We offer people the opportunity to explore a part of Ukrainian culture as one small part of world culture. It is really important for our country that the world is interested in Ukrainian culture. We stand in the shadow of a huge empire, so we are doing our best to open our culture up to the world.
We are a post-colonial country, whose culture has been marginalized for more than 300 years. Marginalized and provincialized. We live, and have grown up, with an inferiority complex, believing that our culture cannot possibly be interesting to the rest of the world because it is strange, rustic, and in no way modern.
Today, we are trying to break free of these complexes and prove, even to ourselves, the Ukrainian people, that there are (Ukrainian cultural) projects that can be modern, successful and relevant to the whole world. That the world wants to know about our musical tradition, which includes a huge variety of songs, because the territory of Ukraine is enormous.
That is why our songs are so different. Some critics have even said that the code of a nation and its people are encrypted in songs. Songs and language can save a nation. We never say we are super-unique, but (our culture) is as unique as Estonian or Georgian culture, Spanish or Bulgarian culture. They are all unique. It is crucial not to lose our roots, because they enrich our understanding of the diversity of our world.
Have the responses of your audiences changed over the last year?
We see a lot more Ukrainians and people with Ukrainian flags or symbols. Or just people who support us even more whole-heartedly (than before). Of course, our concerts have become more political and a lot of people now come to them to support our country.
Over the last eight years (since Russia annexed Crimea – ed.) we have, for the most part, always talked about what Putin and modern-day Russia has been doing, during our shows. We have been calling on the civilized world to stop them. Now our messages are clearer and even more urgent.

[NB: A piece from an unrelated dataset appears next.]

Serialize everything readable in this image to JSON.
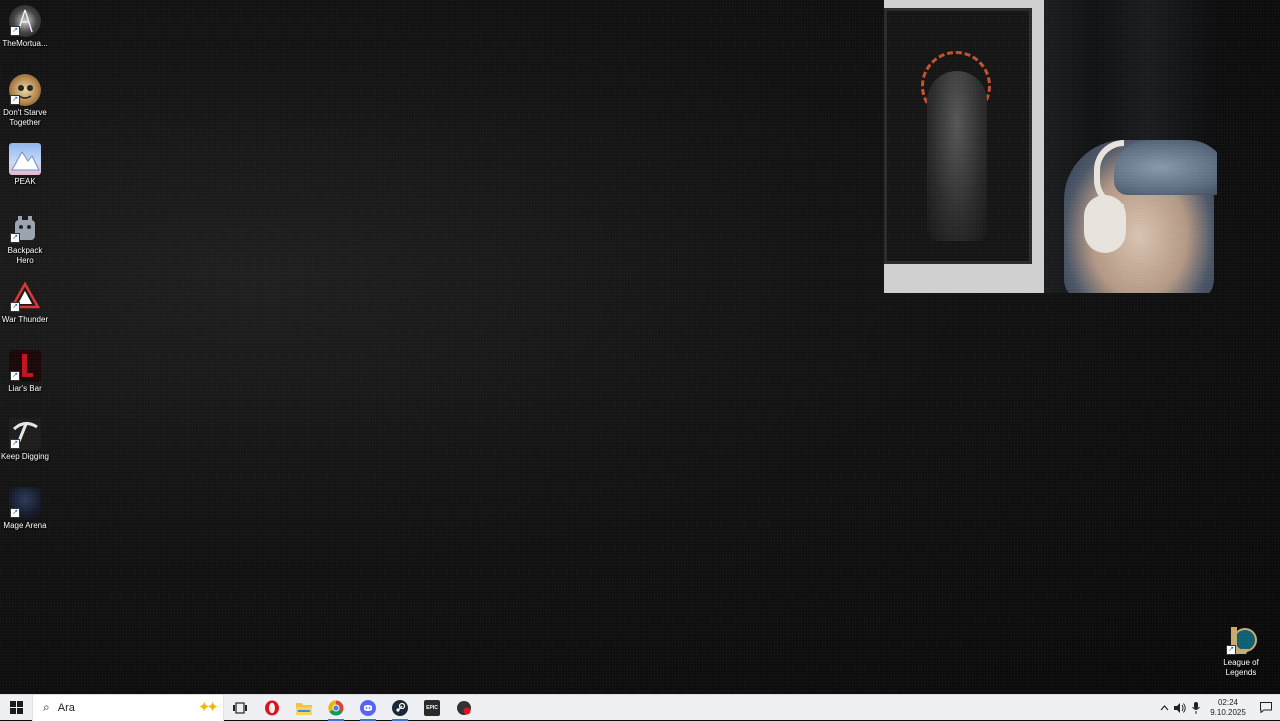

A lot of people (used to) say they didn't understand what we were talking about. It is only now that they see the real nature of the problem. Not only for Ukraine, of course. There is no doubt that there is a strong sense of solidarity now, and awareness about what is happening in Ukraine. It is a full-scale invasion from Russia. With our messages, and our words, we are trying to reach everyone, the ones who come to our concerts at least. People are aware of what is happening, but we want them to feel it intimately, on an emotional level.
How do you come up with new music? Does one of you come into the rehearsal room with an idea or some notes, or does it happen in another way?

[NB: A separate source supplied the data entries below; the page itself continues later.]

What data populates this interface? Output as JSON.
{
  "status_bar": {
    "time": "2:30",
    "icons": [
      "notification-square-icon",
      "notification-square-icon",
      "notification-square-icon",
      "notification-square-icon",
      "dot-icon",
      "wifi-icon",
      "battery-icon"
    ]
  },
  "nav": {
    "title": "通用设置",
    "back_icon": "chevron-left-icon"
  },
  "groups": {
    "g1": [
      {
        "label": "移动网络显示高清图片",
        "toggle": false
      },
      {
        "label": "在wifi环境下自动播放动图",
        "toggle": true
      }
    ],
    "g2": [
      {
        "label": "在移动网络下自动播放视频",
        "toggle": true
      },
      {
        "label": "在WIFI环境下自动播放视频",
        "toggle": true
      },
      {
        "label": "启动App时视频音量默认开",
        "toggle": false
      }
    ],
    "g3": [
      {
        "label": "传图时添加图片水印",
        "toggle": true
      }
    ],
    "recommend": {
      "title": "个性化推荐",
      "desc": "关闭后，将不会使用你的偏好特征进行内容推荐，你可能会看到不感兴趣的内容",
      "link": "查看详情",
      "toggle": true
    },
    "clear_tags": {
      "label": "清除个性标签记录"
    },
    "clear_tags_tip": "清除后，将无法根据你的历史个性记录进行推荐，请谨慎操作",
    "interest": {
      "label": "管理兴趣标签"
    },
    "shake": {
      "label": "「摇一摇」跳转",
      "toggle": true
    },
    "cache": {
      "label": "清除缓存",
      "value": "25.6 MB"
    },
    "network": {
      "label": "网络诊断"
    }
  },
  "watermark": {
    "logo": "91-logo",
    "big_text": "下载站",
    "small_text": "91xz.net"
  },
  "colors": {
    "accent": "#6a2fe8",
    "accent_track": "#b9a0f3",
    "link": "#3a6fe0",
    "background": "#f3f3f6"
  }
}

It comes about in different ways. Mostly without notes. We don't have a professional musical education. The girls (Iryna Kovalenko, Olena Tsybulska and Nina Garentska) are professional folklorists. They have studied and collected items folklore. We use the exact things that they, and their colleagues, have studied. We have so many different sources of inspiration. Sometimes someone hears a song somewhere and wants to experiment with it, or someone has the idea to try out a new genre. It's the same process, whether it's with a sound, a rhythm or a melody. That's how music is born. Usually, we usually start off with a cup of tea, so that we can set the right mood to create something!
We haven't really had time to do that, as we decided to devote most of our focus to performing and interacting with audiences. So, we haven't had time to practice. We had a few hours between concerts when we were in Germany for instance, and we had some ideas, but we haven't managed to make much out of them yet. We can see that a lot Ukrainian artists have been inspired by what's going on and have created some powerful and patriotic work. But, at the moment we aren't able to do that. The war is still too fresh for us, and we need more distance to reflect on it.
More information about DakhaBrakha's upcoming show in Tallinn can be found here.
You can listen to the band's most recent album "Alambari", which was released in 2020 below.
Kuula DakhaBrakha 2020. aastal ilmunud albumit "Alambari":
Editor: Michael Cole